[WHAT YOU HAVE TO DO] For the entries below, report every line that includes the word "face".

[INFORMATION]
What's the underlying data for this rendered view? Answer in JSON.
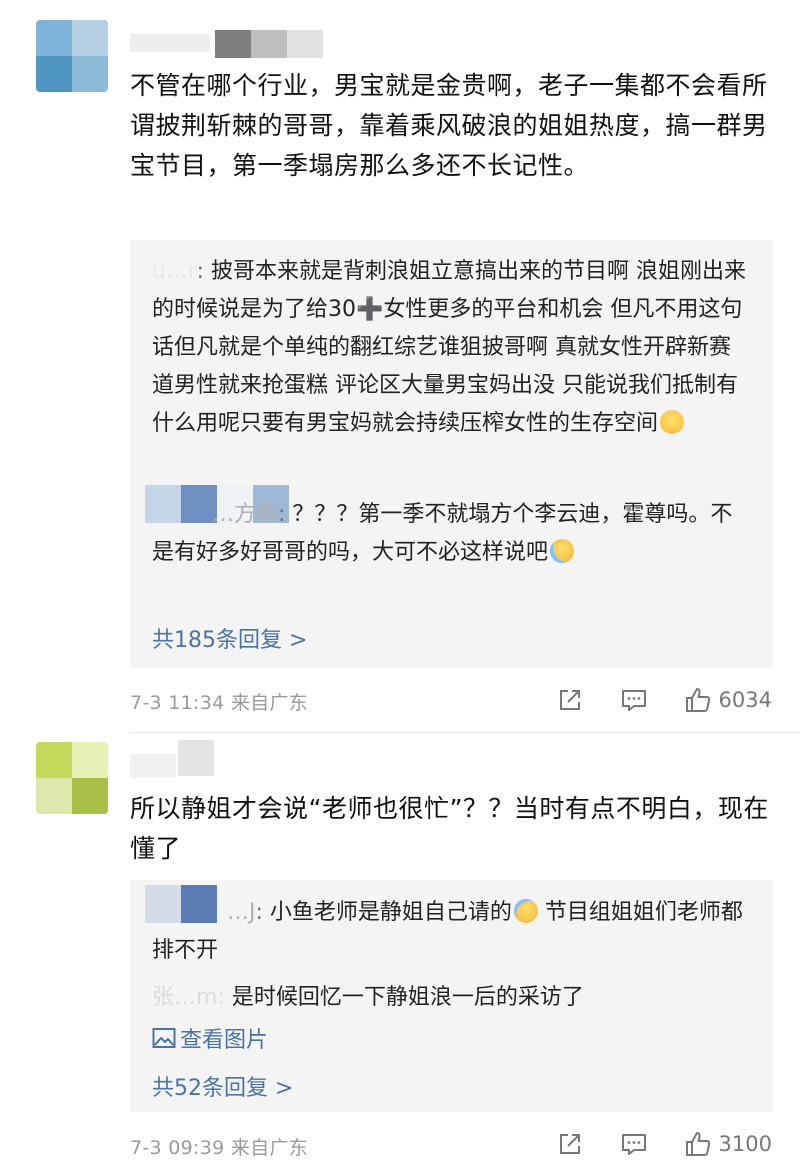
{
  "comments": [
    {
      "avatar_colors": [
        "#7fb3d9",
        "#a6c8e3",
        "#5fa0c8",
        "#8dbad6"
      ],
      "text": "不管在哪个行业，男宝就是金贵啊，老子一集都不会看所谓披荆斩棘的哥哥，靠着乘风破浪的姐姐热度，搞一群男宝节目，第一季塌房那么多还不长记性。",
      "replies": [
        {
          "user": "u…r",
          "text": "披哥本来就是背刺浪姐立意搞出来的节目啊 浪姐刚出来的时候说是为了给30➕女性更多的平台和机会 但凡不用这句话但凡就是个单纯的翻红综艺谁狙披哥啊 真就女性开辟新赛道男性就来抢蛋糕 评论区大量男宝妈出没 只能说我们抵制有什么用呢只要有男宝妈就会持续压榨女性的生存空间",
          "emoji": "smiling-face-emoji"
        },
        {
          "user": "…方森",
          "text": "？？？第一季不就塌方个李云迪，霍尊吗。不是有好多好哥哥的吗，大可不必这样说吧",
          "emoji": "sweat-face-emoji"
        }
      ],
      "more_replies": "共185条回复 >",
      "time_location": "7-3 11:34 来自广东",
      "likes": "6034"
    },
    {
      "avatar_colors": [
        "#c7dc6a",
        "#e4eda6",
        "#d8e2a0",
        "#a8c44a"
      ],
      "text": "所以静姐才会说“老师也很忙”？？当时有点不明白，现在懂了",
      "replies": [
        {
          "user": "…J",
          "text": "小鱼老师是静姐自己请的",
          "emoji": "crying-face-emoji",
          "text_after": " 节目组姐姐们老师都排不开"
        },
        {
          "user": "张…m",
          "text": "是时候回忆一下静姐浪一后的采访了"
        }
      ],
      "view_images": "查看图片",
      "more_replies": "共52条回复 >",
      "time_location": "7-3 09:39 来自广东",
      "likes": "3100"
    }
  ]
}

[RESULT]
          "emoji": "smiling-face-emoji"
          "emoji": "sweat-face-emoji"
          "emoji": "crying-face-emoji",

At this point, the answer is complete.